Every year, 7.4 billion pounds of wild shrimp are harvested from the ocean.
That’s right! We add it to enchiladas, rice, noodles, and salad. We’ve even managed to turn this insect into a banger cocktail!
This is surprising, considering humans hate almost all other insects.
But perhaps the worst kind of nuisance is Cockroaches- the gross, oily-skinned pests that scurry around in the dark and make your skin crawl with their suspicious behavior.
Shrimps are often nicknamed Cockroaches of the Sea.
But are cockroaches and shrimps related? Find out here.
Shrimps vs Cockroaches: Taxonomy
Taxonomically speaking, they do share some similarities. They are both members of the phylum Arthropoda and have some familiar body shape and structure characteristics.
And that’s where it ends.
Leaving a few generic similarities, cockroaches and shrimps CANNOT be called related.
But the question remains.
Why, then, are shrimps called marine cockroaches?
Indeed there is a valid reason to equate your favorite seafood with your greatest fear.
Simple. It’s because, just like their counterparts on land, shrimps eat anything- dead or alive. For this reason, they’re called Scavengers, just like roaches.
Thankfully, the name has nothing to do with common ancestors, just dietary preferences.
Do Shrimps And Cockroaches Share A History?
The short answer is NO.
Granted, they are from the same PHYLUM, which is Arthropod.
However, they are placed in two different CLASSES if we dig deeper. While a cockroach is in the class- Insect, the shrimp is in the category- of Crustacea.
Seems confusing, right?
Let me explain.
Scientists classify all plants and animals into separate groups based on their commonalities.
This makes it easier to organize the vast animal kingdom and study organisms lucidly and detailed.

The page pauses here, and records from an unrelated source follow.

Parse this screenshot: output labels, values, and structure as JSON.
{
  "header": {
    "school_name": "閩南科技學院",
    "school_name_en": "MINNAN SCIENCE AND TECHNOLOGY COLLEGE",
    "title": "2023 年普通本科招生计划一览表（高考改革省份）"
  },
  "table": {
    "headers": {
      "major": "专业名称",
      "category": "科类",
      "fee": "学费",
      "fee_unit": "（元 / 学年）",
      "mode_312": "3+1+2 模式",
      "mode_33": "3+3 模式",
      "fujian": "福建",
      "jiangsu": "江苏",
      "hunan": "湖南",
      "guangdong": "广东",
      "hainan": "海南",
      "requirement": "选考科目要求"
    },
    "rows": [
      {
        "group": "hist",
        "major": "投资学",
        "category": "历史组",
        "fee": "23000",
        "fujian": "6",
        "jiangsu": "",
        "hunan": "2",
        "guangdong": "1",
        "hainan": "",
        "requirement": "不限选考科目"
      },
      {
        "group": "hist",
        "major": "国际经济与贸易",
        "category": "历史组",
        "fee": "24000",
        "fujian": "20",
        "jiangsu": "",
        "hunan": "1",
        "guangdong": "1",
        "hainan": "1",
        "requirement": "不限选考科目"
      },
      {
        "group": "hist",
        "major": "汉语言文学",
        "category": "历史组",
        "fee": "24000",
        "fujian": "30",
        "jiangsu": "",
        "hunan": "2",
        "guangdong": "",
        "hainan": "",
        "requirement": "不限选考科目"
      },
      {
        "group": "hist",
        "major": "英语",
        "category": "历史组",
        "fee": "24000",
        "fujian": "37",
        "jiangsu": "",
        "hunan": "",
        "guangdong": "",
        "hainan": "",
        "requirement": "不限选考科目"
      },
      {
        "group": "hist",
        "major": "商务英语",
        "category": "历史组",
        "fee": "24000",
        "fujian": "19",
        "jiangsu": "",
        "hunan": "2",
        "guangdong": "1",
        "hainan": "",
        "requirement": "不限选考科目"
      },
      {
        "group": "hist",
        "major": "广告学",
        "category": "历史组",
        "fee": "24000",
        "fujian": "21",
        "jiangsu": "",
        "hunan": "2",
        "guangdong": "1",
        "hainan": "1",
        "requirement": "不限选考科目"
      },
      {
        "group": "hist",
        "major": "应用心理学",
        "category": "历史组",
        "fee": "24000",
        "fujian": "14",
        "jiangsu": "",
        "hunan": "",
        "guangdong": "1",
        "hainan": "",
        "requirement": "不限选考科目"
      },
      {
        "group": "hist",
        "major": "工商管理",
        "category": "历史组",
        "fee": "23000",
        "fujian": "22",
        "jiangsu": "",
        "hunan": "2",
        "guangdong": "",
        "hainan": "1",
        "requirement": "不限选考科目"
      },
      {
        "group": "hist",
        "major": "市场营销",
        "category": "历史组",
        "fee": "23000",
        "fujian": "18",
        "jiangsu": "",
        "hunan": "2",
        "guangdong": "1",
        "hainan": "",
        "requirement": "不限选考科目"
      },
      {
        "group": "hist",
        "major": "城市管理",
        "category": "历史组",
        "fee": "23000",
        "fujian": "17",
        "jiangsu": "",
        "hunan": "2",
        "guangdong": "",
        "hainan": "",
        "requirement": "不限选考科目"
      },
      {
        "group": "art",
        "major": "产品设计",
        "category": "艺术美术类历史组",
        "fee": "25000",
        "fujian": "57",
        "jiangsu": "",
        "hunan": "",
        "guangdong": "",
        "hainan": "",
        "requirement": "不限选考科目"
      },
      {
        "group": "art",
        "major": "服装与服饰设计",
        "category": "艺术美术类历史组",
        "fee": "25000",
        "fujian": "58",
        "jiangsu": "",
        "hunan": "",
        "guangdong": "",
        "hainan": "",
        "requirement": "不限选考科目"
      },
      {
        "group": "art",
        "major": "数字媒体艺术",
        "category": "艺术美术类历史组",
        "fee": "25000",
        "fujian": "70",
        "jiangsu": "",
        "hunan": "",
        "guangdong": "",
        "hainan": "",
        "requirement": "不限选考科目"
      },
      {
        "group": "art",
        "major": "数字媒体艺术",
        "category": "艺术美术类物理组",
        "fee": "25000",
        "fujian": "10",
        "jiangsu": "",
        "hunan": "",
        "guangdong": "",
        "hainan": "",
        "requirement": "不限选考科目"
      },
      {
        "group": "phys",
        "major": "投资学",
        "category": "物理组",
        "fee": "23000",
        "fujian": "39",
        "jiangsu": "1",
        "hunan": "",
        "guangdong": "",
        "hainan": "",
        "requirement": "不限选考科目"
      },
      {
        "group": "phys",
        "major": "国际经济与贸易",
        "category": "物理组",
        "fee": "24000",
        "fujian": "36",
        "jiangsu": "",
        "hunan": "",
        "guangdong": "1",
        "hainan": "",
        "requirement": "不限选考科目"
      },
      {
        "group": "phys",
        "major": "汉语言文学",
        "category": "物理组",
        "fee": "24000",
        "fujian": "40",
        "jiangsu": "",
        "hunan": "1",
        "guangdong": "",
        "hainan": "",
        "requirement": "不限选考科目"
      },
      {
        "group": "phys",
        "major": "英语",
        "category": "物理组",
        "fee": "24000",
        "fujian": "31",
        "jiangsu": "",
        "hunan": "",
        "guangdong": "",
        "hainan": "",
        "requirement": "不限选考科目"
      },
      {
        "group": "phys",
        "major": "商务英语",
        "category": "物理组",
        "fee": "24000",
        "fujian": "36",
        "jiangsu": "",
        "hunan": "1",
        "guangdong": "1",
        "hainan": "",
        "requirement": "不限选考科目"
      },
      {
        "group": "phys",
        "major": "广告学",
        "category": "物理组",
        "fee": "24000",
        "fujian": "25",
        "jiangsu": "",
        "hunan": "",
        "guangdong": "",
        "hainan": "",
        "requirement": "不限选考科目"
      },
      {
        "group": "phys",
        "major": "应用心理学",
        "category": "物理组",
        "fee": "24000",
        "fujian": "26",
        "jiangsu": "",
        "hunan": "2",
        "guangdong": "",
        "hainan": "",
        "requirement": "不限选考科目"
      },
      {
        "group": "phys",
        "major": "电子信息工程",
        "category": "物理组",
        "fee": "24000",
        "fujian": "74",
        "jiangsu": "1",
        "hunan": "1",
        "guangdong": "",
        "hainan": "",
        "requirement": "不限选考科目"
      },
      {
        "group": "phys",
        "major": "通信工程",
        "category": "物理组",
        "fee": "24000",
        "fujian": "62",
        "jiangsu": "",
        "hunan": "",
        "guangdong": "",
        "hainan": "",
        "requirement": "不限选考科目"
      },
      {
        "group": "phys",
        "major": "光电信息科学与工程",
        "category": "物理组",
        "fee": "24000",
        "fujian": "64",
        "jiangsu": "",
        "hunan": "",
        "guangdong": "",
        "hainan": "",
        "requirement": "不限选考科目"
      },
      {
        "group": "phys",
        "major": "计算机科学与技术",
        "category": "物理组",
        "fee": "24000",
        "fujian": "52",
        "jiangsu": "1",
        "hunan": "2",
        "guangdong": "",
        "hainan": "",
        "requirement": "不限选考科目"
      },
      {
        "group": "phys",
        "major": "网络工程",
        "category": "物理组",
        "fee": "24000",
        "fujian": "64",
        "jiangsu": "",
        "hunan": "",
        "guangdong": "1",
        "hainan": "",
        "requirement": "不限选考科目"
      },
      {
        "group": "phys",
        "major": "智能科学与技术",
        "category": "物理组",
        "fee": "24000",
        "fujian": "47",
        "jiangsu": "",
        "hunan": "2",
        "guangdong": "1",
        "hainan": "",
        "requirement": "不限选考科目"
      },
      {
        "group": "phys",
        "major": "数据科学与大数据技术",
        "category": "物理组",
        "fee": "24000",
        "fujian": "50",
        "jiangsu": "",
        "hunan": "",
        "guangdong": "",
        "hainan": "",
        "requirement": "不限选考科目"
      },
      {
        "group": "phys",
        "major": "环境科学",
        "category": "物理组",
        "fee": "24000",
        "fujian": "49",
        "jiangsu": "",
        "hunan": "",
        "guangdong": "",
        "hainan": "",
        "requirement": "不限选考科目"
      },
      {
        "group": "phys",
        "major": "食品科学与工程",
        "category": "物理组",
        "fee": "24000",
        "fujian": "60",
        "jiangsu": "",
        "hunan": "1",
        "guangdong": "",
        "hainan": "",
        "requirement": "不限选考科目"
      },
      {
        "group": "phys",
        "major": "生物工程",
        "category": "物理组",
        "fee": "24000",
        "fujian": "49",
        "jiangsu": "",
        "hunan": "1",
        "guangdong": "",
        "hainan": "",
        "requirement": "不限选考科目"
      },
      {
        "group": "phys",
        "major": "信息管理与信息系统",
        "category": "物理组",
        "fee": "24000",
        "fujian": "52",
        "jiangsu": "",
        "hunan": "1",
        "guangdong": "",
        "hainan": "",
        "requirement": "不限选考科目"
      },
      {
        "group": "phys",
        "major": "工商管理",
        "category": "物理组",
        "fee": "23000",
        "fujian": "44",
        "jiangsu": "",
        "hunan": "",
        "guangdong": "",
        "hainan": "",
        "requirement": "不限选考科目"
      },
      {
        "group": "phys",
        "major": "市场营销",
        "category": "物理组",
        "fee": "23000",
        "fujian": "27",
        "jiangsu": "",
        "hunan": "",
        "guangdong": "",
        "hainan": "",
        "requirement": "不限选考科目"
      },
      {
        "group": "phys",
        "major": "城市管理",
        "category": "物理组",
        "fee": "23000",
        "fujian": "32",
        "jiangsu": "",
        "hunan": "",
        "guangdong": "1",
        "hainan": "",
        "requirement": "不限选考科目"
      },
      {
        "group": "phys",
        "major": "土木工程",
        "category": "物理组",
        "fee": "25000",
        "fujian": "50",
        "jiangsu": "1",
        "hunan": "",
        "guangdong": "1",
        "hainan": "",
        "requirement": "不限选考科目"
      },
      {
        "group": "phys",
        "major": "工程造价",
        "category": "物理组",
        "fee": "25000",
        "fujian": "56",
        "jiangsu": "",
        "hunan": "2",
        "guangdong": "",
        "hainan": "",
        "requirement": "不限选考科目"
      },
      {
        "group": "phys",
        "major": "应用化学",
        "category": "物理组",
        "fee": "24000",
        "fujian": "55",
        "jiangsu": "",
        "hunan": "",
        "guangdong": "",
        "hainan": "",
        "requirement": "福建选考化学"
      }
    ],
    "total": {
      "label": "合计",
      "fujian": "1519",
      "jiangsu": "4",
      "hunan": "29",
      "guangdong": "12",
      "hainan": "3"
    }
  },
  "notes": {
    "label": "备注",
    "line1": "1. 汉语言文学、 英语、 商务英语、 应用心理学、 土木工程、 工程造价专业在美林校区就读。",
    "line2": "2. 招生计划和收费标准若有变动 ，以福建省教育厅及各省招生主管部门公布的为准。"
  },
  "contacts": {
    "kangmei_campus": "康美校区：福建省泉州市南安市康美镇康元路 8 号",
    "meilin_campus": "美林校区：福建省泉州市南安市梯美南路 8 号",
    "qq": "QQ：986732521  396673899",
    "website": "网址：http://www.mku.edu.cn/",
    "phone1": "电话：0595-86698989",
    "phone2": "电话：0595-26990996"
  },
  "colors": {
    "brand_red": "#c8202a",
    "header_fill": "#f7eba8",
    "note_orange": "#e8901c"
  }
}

For example, your pet cat is taxonomically related to tigers, lions, and cheetahs.
They are all mammals, have quick reflexes, and eat meat. They also look similar if you come to think of it.
The same logic applies to shrimps and cockroaches.
They both have hard ‘bones’ on their outsides, called exoskeletons. They also share segmented bodies and six legs.
This division places them in separate subgroups, the only similarity being that insects have now been considered crustaceans too, and so are malacostracans.
Therefore, it can be argued that the two insects shared a distant common ancestor before finally choosing separate evolutionary paths some 440 million years ago.
Shrimps and Cockroaches: Family Tree
They are now coming to their families. Cockroaches and shrimps don’t even belong to a single family!
To date, researchers have discovered some 4,600 cockroach species classified under eight cockroach families. This vast repository has been placed under the order Blattodea.
The two most common type of cockroaches is German and American cockroaches which are generally seen by people around.
Shrimp have a larger world to call their own, considering their infinite taxonomic combinations.
Therefore, comparing shrimps to cockroaches would be similar to comparing Humans to Dinosaurs.
We may have come from Dinosaurs, but that was long ago and didn’t count.
Similarities Between Shrimps and Cockroaches
It would be inaccurate to say that these two insects are 100% dissimilar. However, they do share some everyday habits. Let’s take a look at these:
On average, both of them have a somewhat similar lifespan. Although some variations may be based on species, cockroaches live for 1-2.5 years, and shrimp live for 1-6 years.
Click here to read more about cockroaches’ life cycle.
Cockroaches and shrimps have similar-looking antennae, dotted with scales and fulfilling various functions (thermal, tactile, and humidity senses).
Speed and Movement:
Cockroaches are swift runners and tend to scurry away when threatened. Some roaches can even fly.
Underwater, shrimps have been documented to be quick swimmers, too, successfully evading marine predators with their skill.
So, now you know the science behind the names. You can heave a sigh of relief and continue enjoying your seafood.
Shrimps and cockroaches are distinct insects that had familiar parents many years ago.
But now, they are separate species with little to no similarity whatsoever.